A city for the “century”on November 30, 2011 at 12:01 am
Well, here we are. Comic #100 in the zombie ranch storyline, and the start of Episode 5. I wanted to do something special, both for us and for you. Up until now we’ve kept our locations purposely vague. We’re somewhere in Texas. Now we’re on the borders of Oklahoma, or looking in on a shadowy corporate office. It was time, at least in this case, to take a risk and finally get specific. Though the Z Ranch itself remains “somewhere out there”, we’ve cast our cowboy hat in the ring and declared that there’s no need to Remember The Alamo in the world of Zombie Ranch; this time around The Alamo, and the city¬†surrounding it,¬†never fell.
I’ve had that skyline¬†vista¬†of the last panel,¬†with its contradictory¬†pattern of welcome and isolationism, optimism and invasive authority, in my head for a long time now. Since¬†before the start of Episode 2¬†I had¬†the thought that¬†San Antonio¬†represented¬†that big¬†Safe Zone people were strutting around in, but we left it generic at that time while I fretted the details to figure out how feasible that might be. Isn’t it one of the sacred tenets of the zombie apocalypse that all major cities must be abandoned and/or wiped away? Certainly one recent book (which we’ve given a nod to in the form of graffiti) was very specific about San Antonio not surviving. How would that possibly work, especially for a¬†bustling metropolis that in modern times is a big tourist destination?
Eventually I got over myself, considering I already have a world here where the dead walk (and are harvested for pharmaceuticals!), and there’s camera drones floating around with no more suspension provided than that of disbelief. Zombie Ranch is already not your usual zombie story, so why couldn’t there¬†be the idea of a city that closed its borders early enough and policed itself effectively enough to get by?
Plus, the details of this particular¬†city just kept drawing me back.

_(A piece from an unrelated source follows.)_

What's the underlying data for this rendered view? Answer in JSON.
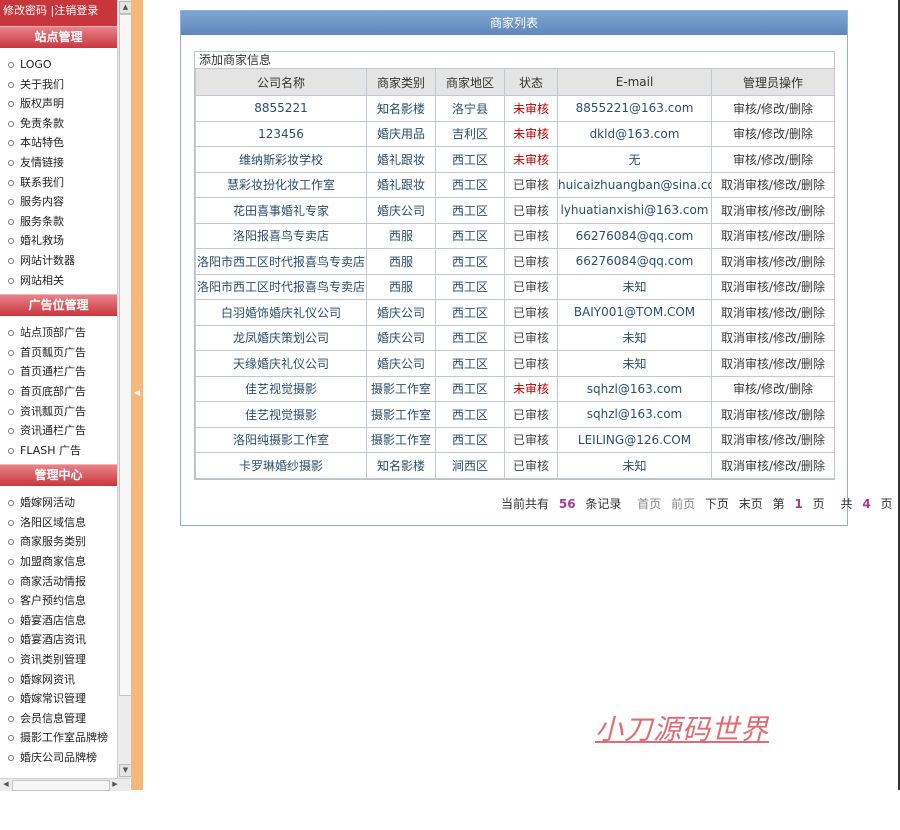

The enclosing loops of highways that¬†from overhead reminded me of ancient castles or fortified cities, with their interior palace or keep surrounded by an inner and outer bailey.¬†An image of the Pam Am Expressway where I could envision steel or concrete barriers integrated with the underside¬†to form not only an impenetrable wall, but one that was very easily moved around upon by its wardens.¬† Finding out the San Antonio River doesn’t just flow through the city, it actually bubbles up from deep underground only a few miles from downtown like a sort of gigantic natural well. The city runs its own power company, and is home to major military bases, medical complexes, biotech industries, and a certain broadcasting entity that inspires our own ClearStream Corporation.
Military and biotech? Hospitals? Wouldn’t those be ground zero? Well, think about that. Most of the apocalype scenarios involving these institutions hinge upon them not knowing what they’re dealing with until it’s too late.¬†Not that I’m implying anything sinister here, but the Safe Zone of¬†Santone responded in a lot of correct ways to the Great Plague, in very quick order.
Finally, I suppose I’ll just take cover behind those same rules of cool that allow me to have floating cameras. San Antonio is an iconic city of the Old West, a place many a hero of cowboy fiction passed through, and I want it. More than that, it’s a modern metropolis overlaid on those wild and dusty roots, where the Alamo is laid seige to these days not by Santa Anna, but by¬†tall buildings and 21st century¬†commercialism. All I have to do is tweak that to a starker contrast. So given the choice between Generic Safe Zone A and a place far more intriguing in past, present, and future, I go with Santone. If we’ve gotten some details wrong, I beg your indulgence for fiction’s sake. Trust me, I have to deal with the same thing every time I play a sandbox video game¬†of Los Angeles, and those aren’t even set decades into a post-apocalyptic future.
What can I say? The last time a vision nagged at me like this, it was the start of this whole comic. And that was just a few months, compared to this concept kicking around in my skull for almost two years. I’m thrilled to finally be able to share it, and hope it was a fitting treat for those of you that have joined¬†Dawn and myself¬†on this continuing journey into a Weird New West.